What Is the definition of neighbour/neighbor?
Even though neighbour and neighbor are spelt differently, they both have the same meaning. It's defined as a person who lives nearby, adjacent to you, or next door even. So people who live on the same street as you would be your neighbours. Someone who lives next door would be a next-door neighbor (or next-door neighbour).
However, distance isn't necessary when describing neighbours. If you live in a city you'll have many neighbours, some living above you or below you, and in the same building. Whereas, if you live in a more rural setting, your closest neighbours could be miles away.
There's another definition used as a verb for referring to something situated next to or close by something. For example, the park neighbors the school.
The plural, neighbors, refers to multiple people living near you at once—for example, the neighbors down the street.
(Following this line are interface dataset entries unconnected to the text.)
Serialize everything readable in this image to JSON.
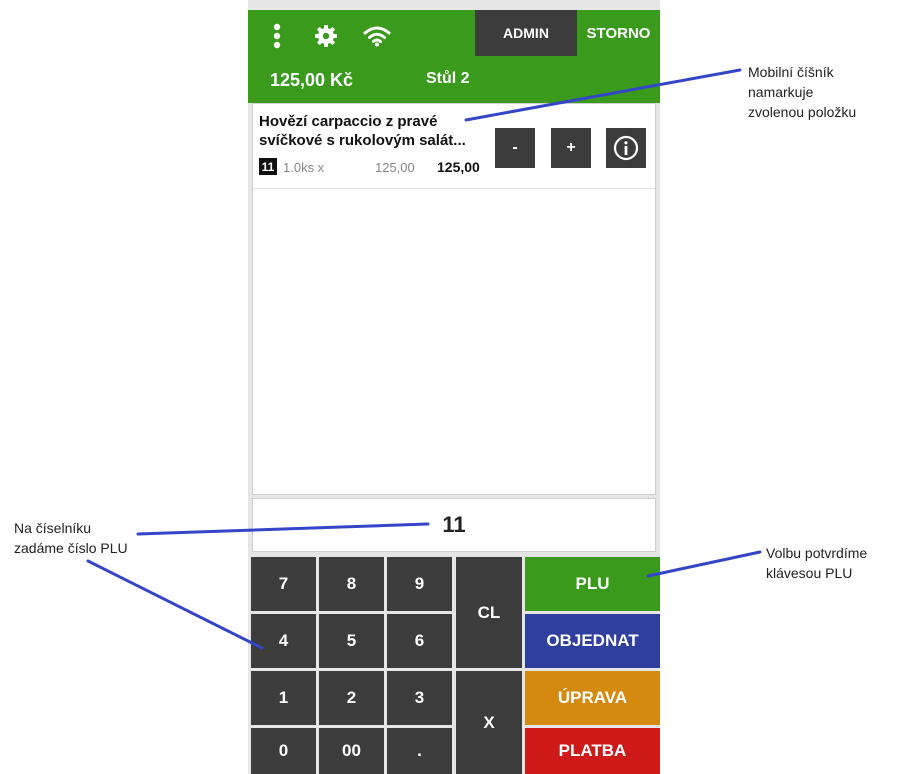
{
  "header": {
    "menu_icon": "vertical-dots-icon",
    "settings_icon": "gear-icon",
    "wifi_icon": "wifi-icon",
    "admin_label": "ADMIN",
    "storno_label": "STORNO",
    "total": "125,00 Kč",
    "table": "Stůl 2"
  },
  "order": {
    "items": [
      {
        "name": "Hovězí carpaccio z pravé svíčkové s rukolovým salát...",
        "plu": "11",
        "qty": "1.0ks x",
        "unit_price": "125,00",
        "line_total": "125,00"
      }
    ],
    "minus_label": "-",
    "plus_label": "+",
    "info_icon": "info-circle-icon"
  },
  "keypad": {
    "display_value": "11",
    "keys": {
      "k7": "7",
      "k8": "8",
      "k9": "9",
      "k4": "4",
      "k5": "5",
      "k6": "6",
      "k1": "1",
      "k2": "2",
      "k3": "3",
      "k0": "0",
      "k00": "00",
      "kdot": ".",
      "cl": "CL",
      "x": "X"
    },
    "actions": {
      "plu": "PLU",
      "objednat": "OBJEDNAT",
      "uprava": "ÚPRAVA",
      "platba": "PLATBA"
    }
  },
  "annotations": {
    "waiter_line1": "Mobilní číšník",
    "waiter_line2": "namarkuje",
    "waiter_line3": "zvolenou položku",
    "keypad_line1": "Na číselníku",
    "keypad_line2": "zadáme číslo PLU",
    "confirm_line1": "Volbu potvrdíme",
    "confirm_line2": "klávesou PLU"
  },
  "colors": {
    "green": "#3a9a1c",
    "blue": "#2f3f9e",
    "orange": "#d38a0e",
    "red": "#cf1a1a",
    "key_dark": "#3c3c3c",
    "annotation_line": "#3545c8"
  }
}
Which Is the correct version?
Well, both are. They are the exact same word, and they share the same definition. The only difference is that they have different spelling. It's just a difference between American and British English. Deciding the correct spelling depends on your geographical location, as different versions are valid for other parts of the world.
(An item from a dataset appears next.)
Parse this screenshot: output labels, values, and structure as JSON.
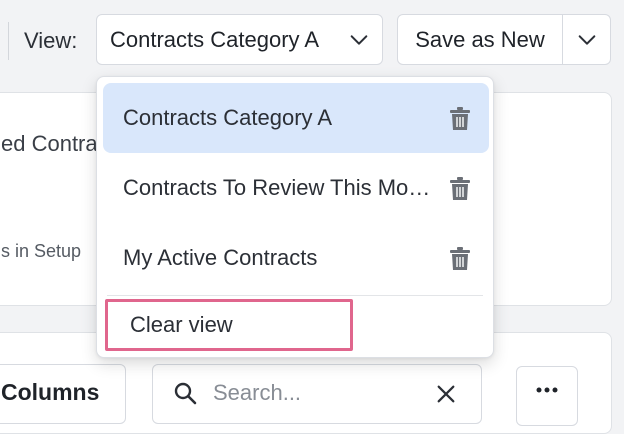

- American English: Neighbor.
- British English: Neighbour.
As English speaking countries have evolved through time, even though they share the same language, there have been some variations in spelling and pronunciation.
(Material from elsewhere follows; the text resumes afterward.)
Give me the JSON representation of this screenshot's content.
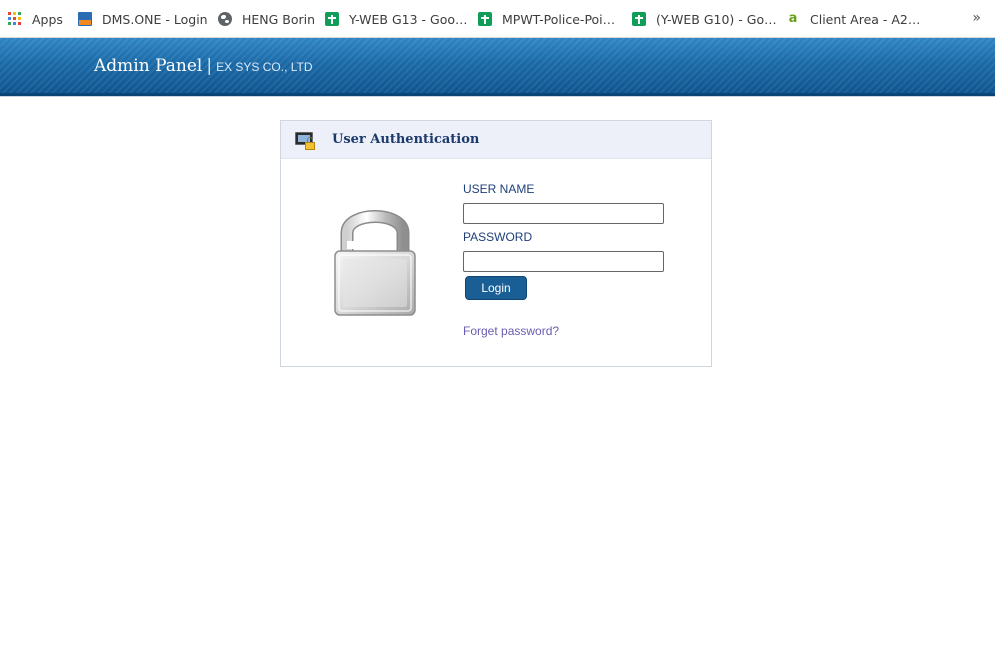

What version to use in American or British English?
In British English and the Oxford English Dictionary, the word neighbour is the correct spelling. They use the form neighbour in the American dictionary and American spelling. In America, it's common to drop silent and unnecessary u's from words, so many common words featuring the ou are replaced with just an o instead. We see this with flavor, color, favor, and of course, neighbor.
There are spelling differences because Britain has adopted many words from France, Germany, and Spain, as European languages all influenced each other. When adopting words, they often keep the spelling of the original word or draw inspiration from it.
Meanwhile, in other English speaking countries like America, the language has evolved from the original settlers. American English has been affected by the different immigration waves of many different cultures to the United States. It's more traditional for them to spell a word as it's said and remove unnecessary letters.
Is neighbour/neighbor a proper noun?
The world neighbor or neighbour can be used as a noun or a verb. It's not a proper noun, though. Proper nouns are always capitalized, but not all capitalized words equal a proper noun. Neighbor or neighbour would be capitalized at the beginning of a sentence because that is grammatically correct. But that doesn't make it a proper noun.
Examples of neighbor or neighbour in a sentence:
We've put together some examples of using neighbor and neighbour as both a noun and a verb in a sentence. This will allow you to see how it's used in the English language.
- My next-door neighbor gave me a pie.
- The neighbors hosted a party last week.
- Several neighbors have been upset with the construction works.
- One neighbor would be okay, but I don't want two neighbors next door.
- My next-door neighbour has just moved in.
- Your neighbour dropped this off for you.
- We left it with a neighbour.
- The school in the neighboring county is on holiday this week.
- My house neighbours a lovely wooded area.
As you can see, the spelling doesn't change the sentence's meaning. Even though the words neighbor and neighbour have a spelling difference, they share the same definition.
In this article, we've discussed the appropriate form of neighbor to use, depending on where you are. We've cleared up the confusion around which word is correct to use and where. As discussed, it's a case of American or British English. Neighbor is appropriate for American English, and neighbour is suitable for British English.
Even though the word is capitalized sometimes, that doesn't make it a proper noun, although it sometimes gets used as a verb. We've also demonstrated how to use both spellings in a sentence appropriately, so you understand that even though they have a spelling difference, they are the same words.